CDC Adds New Symptoms to COVID-19 List

As the scientific community learns more about COVID-19, additional symptoms of the virus have been added to the existing list by the U.S. Centers for Disease Control and Prevention.  According to a recent National Public Radio update, the CDC has added chills, ongoing shivering from chills, muscle pain, headache, sore throat and a new loss of taste or smell to fever, cough and shortness of breath as indicators of the novel coronavirus.  And older adults may have atypical symptoms that can include sleeping more than usual, stopping eating, becoming unusually confused or disoriented or collapsing.  

Kaiser Health News reports that seniors infected with coronavirus may not demonstrate the usual symptoms but could seem just “off” to caregivers or loved ones.  Elderly adults may not have the same immune system response to infection as younger people and other underlying health conditions can mask symptoms of illness.  Seniors are more likely to become weakened and dehydrated from infection and may become disoriented and more likely to suffer a fall.  Older adults also frequently experience delirium while hospitalized which can worsen lethargy and other symptoms of infection. 

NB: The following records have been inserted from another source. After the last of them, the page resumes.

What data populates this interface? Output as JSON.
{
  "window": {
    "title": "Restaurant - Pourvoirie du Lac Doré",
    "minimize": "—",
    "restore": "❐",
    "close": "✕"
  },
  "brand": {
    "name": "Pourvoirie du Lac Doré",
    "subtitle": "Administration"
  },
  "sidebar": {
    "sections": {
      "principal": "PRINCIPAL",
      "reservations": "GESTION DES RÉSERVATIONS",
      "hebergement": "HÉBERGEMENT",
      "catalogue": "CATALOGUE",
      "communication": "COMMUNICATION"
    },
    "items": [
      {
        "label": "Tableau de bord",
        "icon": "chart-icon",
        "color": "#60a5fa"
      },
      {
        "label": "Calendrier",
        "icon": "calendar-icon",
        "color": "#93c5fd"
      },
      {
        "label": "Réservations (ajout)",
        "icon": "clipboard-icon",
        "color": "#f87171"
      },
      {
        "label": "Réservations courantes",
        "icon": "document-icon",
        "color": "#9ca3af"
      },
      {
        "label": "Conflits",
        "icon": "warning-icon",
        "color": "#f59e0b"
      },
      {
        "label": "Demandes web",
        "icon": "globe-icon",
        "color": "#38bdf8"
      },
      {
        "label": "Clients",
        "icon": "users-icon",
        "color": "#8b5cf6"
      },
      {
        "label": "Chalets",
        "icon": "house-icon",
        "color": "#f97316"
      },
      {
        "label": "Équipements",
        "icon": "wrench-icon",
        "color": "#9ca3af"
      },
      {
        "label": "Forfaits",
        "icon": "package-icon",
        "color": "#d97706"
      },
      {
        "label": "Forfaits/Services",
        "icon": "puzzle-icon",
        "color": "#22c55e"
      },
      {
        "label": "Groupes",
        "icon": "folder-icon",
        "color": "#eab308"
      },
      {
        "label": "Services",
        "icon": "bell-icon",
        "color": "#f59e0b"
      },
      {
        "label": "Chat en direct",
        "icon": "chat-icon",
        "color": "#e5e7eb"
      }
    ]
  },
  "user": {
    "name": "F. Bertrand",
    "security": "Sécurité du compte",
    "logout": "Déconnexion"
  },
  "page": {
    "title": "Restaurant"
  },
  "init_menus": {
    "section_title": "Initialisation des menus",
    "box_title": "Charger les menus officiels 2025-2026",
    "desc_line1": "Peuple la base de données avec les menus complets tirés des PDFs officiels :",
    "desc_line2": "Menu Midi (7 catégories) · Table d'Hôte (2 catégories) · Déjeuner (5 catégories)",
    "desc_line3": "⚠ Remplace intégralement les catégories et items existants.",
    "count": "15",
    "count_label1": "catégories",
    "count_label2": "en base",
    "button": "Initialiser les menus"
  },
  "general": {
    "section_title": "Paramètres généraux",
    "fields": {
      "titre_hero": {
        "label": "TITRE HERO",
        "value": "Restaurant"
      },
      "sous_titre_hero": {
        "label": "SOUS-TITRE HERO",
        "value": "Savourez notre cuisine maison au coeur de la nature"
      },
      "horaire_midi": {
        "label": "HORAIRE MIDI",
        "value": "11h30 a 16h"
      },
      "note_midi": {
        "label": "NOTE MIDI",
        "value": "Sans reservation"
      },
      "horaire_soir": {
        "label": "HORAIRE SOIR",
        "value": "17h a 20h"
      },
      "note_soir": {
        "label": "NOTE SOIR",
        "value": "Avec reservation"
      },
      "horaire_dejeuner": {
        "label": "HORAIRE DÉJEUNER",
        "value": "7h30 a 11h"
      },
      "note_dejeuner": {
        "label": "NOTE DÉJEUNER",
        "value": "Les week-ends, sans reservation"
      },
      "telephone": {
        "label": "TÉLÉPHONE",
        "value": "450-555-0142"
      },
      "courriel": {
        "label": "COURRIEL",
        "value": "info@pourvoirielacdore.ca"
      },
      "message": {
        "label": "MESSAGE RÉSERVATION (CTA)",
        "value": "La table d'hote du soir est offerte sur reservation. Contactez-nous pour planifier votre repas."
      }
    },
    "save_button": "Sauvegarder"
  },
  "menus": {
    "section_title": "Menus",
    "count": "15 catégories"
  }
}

Geriatricians from hospitals and nursing homes in Switzerland, Italy and France are gathering data on atypical symptoms in older COVID-19 patients and their initial list includes delirium, falls, fatigue, lethargy, low blood pressure, painful swallowing, fainting, diarrhea, nausea, vomiting, abdominal pain and the loss of smell or taste.  It’s important for loved ones and caregivers to pay close attention to changes in behavior among elderly adults.  Routines have likely changed for seniors both in care facilities or at home in isolation; medication management may suffer, older adults may not be walking as much causing weakening muscles and lack of social interaction can lead to apathy or depression. 

Symptoms of the novel coronavirus usually appear within two to 14 days after exposure and for the majority of people, symptoms are mild or unnoticeable.  However, older adults and people with underlying health conditions like heart or lung disease or diabetes have a higher risk for serious complications.  If you or a loved one experiences trouble breathing, persistent chest pain or pressure, is suddenly confused or won’t wake up or has bluish lips or face, seek medical attention immediately by calling 911 and notifying the operator of suspected COVID-19 infection.  

Learn more about symptoms of Coronavirus and stay up-to-date on related information by following this link to the CDC website.